A President's job evaluation has two parts: what he decides to do, and how competently he does those things.
Let's judge the two biggest things the Bush Administration did during the last four years: the invasion of Iraq as part of the war on terror, and the management of the economy through large tax cuts.
Conservatives and liberals disagree, often vigorously, about whether the invasion of Iraq was a good thing to do as part of the war on terror. Most people would agree that there are at least a few sensible arguments on each side of this question. As President, George Bush had to make a call on a controversial issue, and he did it, which is his job. Over time, we will gain a better perspective on whether invading Iraq was the right thing to do or not, and the Bush presidency will be judged accordingly.

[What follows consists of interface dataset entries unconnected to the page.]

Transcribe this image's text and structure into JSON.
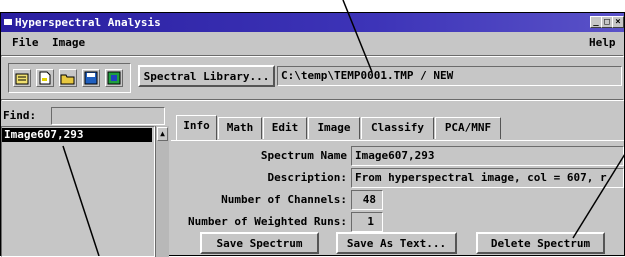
{
  "window": {
    "title": "Hyperspectral Analysis"
  },
  "title_buttons": [
    "_",
    "□",
    "×"
  ],
  "menu": {
    "file": "File",
    "image": "Image",
    "help": "Help"
  },
  "toolbar": {
    "icons": [
      "notebook-icon",
      "new-file-icon",
      "open-folder-icon",
      "save-disk-icon",
      "image-icon"
    ],
    "spectral_library_label": "Spectral Library...",
    "library_path": "C:\\temp\\TEMP0001.TMP / NEW"
  },
  "left_panel": {
    "find_label": "Find:",
    "find_value": "",
    "list_items": [
      "Image607,293"
    ]
  },
  "tabs": [
    "Info",
    "Math",
    "Edit",
    "Image",
    "Classify",
    "PCA/MNF"
  ],
  "info": {
    "spectrum_name_label": "Spectrum Name",
    "spectrum_name_value": "Image607,293",
    "description_label": "Description:",
    "description_value": "From hyperspectral image, col = 607, r",
    "channels_label": "Number of Channels:",
    "channels_value": "48",
    "weighted_runs_label": "Number of Weighted Runs:",
    "weighted_runs_value": "1"
  },
  "buttons": {
    "save_spectrum": "Save Spectrum",
    "save_as_text": "Save As Text...",
    "delete_spectrum": "Delete Spectrum"
  },
  "colors": {
    "titlebar": "#2a1fa0",
    "window_bg": "#c6c6c6",
    "selection_bg": "#000000",
    "selection_fg": "#ffffff"
  }
}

On the other hand, we can already judge how competently the invasion of Iraq was carried out. The answer is, not very competently at all. Of course, the actual military overthrow of Saddam Hussein's regime was surprisingly quick and efficient, but the outcome was never in doubt. The incompetence comes from the lack of planning for post-overthrow Iraq. The Secretary of Defense was clearly inspired by a vision of the Liberation of Paris in 1944 when cheering crowds showered flowers on arriving American troops. However, he failed to emulate the meticulous planning for occupied Germany and Japan that took place in the closing years of World War II.
As it has worked out, a number of poor and hasty decisions in occupied Iraq have resulted in Iraq becoming a vastly greater incubator for terrorism than it was under Saddam Hussein. Our opponents have not only succeeded in portraying us as an occupying power, where we hoped to be liberators, but have forced us to act like an occupying power, alienating the people of Iraq. In addition to poor planning, allowing us to be out-maneuvered in the public relations battle, poor lines of authority have allowed shameful abuses like Abu Ghraib that continue to turn ordinary Iraqi citizens against us.
The bottom line is, whether or not it was the right thing to do in the first place, the invasion of Iraq was botched. And our country is substantially worse off because it was botched.
The facts are straight-forward: George Bush started his term with a balanced budget and the realistic prospect of reducing the national debt. Now, both the budget deficit and the national debt have gone up to record levels, and there are a million fewer jobs than when this administration took office. What economic growth there is, has been purchased with deficit spending, which we will all have to pay off through higher taxes in the future.
Different leaders seem to follow two different theories of how they should treat the economy. The "fiscal responsibility" approach says that we should pay our debts and balance the budget. Starting from deficit spending, this means a combination of spending less and raising more through taxes. The "trickle-down" approach says that reducing taxes, especially on the wealthy, results in more economic activity, growing the economy and raising tax income even at lower rates.
The Reagan and part of the first Bush administration took the "trickle-down" approach, and the result was ballooning deficits and increased debt. The Clinton administration and the last part of the first Bush administration took the "fiscal responsibility" approach, which eventually led to a balanced budget. This should have been strong evidence that fiscal responsibility works better than trickle-down economics.
However, the current Bush administration decided to run another experiment with the trickle-down approach. It hasn't worked. The economy has taken a kick in the head, and we are mortgaging our children's lives.
The Bush administration gets poor grades for deciding on a course of action when most of the evidence available suggests that it won't work. Essentially, they are running an extremely expensive experiment with our economy, in the hopes that the previous evidence was unreliable. Unfortunately for all of us, the data from this experiment supports the original conclusion that "trickle-down" doesn't work, and that "fiscal responsibility" is the better approach. For failing to pay attention to the data from their own experiment, the Bush administration gets additional poor grades for competence.
The President makes tough decisions, and some of them will be unpopular. But his performance is judged on whether those decisions turn out to be right, and whether they are carried out competently.
The Bush administration receives failing grades for competence in carrying out the policies it decides on. In Iraq, incompetent planning and oversight has led to a failure in transforming Iraq into a viable state, much less a democracy. In the economy, dramatic tax cuts were a risky experiment in light of the available evidence, but the real incompetence was in failing to pay attention to the evidence from the ballooning deficit and debt and the falling number and quality of jobs, and calling an end to the experiment.
This is not an ideological issue. The issue here is competence, especially the ability to deal with the world as it is, not just the world as one might wish it to be.
Liberals may vote against George Bush because they disagree with the decisions he has made. But conservatives should vote against him because his administration has demonstrated its incompetence in carrying out those decisions.